The positioning of goods and services in online markets is often based on customer ratings; Interested parties are happy to act accordingly. Firms are not allowed to invent reviews freely; The ulterior motives for this are the least problematic.
Vienna. What many users buy is good on the Internet. A fraudster who thinks the only thing that matters is the quality of the product or service. Their position in online marketplaces like Amazon or Apple App Store is primarily based on customer ratings. Customer reviews are increasingly finding their way into the manufacturers’ online stores.
But precisely where clients confidently believe they are going into the domains of objective opinion leaders, they often come across the perceived deceptive power of sophisticated public relations practices: Synthetic customer reviews are a strong currency in competition. More and more companies depend on artificial recommendations or at least they are created by looking at sales promotion. Just a few weeks ago, a global toy maker had to bear an accusation of opaque use of incentive ratings – that is, a free product for positive evaluation.
According to current studies, more than 40% of all Amazon reviews are fake. There are now programs that fully detect purchased or fake reviews and filter them before they are published. However, many companies have specialized in creating and selling fake reviews and making a lot of money with them.
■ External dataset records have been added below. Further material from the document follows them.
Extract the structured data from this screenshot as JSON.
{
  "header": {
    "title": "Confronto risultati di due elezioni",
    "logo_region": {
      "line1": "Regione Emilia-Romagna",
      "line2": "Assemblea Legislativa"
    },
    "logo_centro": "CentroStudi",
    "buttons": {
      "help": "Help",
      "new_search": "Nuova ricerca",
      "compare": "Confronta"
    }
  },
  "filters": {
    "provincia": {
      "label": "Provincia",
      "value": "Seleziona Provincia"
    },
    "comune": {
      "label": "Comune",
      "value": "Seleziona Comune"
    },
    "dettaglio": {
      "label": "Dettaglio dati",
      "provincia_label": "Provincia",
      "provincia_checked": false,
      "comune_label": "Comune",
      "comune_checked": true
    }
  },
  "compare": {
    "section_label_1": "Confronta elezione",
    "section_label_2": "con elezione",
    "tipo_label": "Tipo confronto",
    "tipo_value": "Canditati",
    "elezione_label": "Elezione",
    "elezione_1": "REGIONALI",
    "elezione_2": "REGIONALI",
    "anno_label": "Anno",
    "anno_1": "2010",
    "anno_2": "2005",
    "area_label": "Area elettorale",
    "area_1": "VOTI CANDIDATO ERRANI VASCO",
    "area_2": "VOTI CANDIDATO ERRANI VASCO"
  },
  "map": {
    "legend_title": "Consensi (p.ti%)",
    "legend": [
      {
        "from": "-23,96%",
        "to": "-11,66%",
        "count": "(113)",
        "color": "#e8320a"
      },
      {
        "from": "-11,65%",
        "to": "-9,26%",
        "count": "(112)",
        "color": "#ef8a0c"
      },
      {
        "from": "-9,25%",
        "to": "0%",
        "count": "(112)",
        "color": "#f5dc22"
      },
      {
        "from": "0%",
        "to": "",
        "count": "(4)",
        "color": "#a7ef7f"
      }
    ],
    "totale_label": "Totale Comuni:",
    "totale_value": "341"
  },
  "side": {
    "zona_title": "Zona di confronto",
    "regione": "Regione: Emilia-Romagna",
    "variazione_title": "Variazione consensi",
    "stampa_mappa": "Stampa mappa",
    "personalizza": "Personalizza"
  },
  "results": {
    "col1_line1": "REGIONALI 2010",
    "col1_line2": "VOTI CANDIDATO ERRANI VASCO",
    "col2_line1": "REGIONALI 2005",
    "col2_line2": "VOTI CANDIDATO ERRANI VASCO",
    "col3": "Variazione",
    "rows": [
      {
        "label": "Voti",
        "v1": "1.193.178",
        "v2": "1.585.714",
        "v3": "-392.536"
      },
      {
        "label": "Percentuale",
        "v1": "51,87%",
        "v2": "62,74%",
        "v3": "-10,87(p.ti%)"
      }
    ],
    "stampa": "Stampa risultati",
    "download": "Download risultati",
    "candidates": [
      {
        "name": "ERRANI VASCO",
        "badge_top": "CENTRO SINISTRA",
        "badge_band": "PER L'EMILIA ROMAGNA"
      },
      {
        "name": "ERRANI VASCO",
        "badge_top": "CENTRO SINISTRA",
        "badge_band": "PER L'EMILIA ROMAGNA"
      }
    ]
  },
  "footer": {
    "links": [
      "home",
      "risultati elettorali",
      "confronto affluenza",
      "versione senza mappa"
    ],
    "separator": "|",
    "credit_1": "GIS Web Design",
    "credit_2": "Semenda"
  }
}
So it pays to take a closer look at entrepreneurs: What counts as an artificial review? What is legally permissible?